Wadi (Arabic: وادي wādī; also: Vadi) is the Arabic term traditionally referring to a valley. In some cases, it may refer to a dry (ephemeral) riverbed that contains water only during times of heavy rain or simply an intermittent stream.
When Arab speakers live in a land with regular rivers—notably during Arab rule in the Iberian Al-Andalus—"wadi" might also be applied to these. For example, the name of the Spanish river Guadalquivir comes from the Arabical-wādi al-kabīr (الوادي الكبير), 'The Great River'.
Wadi Rum (Arabic: وادي رم) also known as The Valley of the Moon (Arabic: وادي القمر) is a valley cut into the sandstone and granite rock in southern Jordan 60 km (37 mi) to the east of Aqaba; it is the largest wadi in Jordan.

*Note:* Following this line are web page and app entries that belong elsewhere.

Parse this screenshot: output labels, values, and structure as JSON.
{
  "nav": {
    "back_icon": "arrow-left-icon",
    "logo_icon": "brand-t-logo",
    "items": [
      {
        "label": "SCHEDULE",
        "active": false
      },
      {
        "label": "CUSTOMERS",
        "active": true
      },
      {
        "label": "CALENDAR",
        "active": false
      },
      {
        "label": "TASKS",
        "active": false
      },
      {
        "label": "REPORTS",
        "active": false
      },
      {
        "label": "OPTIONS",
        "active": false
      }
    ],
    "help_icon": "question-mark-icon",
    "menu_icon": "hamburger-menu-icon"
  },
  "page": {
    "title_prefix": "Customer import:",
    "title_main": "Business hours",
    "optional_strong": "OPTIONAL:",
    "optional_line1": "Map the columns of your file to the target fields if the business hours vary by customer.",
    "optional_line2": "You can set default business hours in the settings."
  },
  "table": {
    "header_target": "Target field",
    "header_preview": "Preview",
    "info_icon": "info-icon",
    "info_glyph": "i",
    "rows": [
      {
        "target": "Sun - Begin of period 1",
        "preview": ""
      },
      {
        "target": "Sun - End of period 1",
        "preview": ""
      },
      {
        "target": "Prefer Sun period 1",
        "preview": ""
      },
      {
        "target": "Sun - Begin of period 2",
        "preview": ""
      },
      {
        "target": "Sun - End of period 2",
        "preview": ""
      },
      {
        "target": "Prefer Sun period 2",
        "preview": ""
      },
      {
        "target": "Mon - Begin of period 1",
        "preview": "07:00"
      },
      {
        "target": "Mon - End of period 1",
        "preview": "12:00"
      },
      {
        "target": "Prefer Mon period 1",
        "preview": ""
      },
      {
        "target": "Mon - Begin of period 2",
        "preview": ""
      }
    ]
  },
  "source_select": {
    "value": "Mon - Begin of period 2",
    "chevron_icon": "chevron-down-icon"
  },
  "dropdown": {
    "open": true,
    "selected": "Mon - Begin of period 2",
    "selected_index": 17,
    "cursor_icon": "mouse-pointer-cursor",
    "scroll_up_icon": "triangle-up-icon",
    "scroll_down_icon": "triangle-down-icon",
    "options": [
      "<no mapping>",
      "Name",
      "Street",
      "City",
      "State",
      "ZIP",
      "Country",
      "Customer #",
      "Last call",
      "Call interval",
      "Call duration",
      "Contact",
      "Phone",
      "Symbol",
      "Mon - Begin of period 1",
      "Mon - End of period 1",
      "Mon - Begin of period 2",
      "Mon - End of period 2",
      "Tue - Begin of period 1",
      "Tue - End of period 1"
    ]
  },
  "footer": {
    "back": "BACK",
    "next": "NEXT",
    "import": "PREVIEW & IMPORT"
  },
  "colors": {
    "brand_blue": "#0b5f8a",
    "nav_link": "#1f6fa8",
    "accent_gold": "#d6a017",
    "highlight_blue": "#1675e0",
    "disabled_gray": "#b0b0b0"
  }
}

The name Rum most likely comes from an Aramaic root meaning 'high' or 'elevated'. To reflect its proper Arabic pronunciation, archaeologists transcribe it as Wadi Ramm.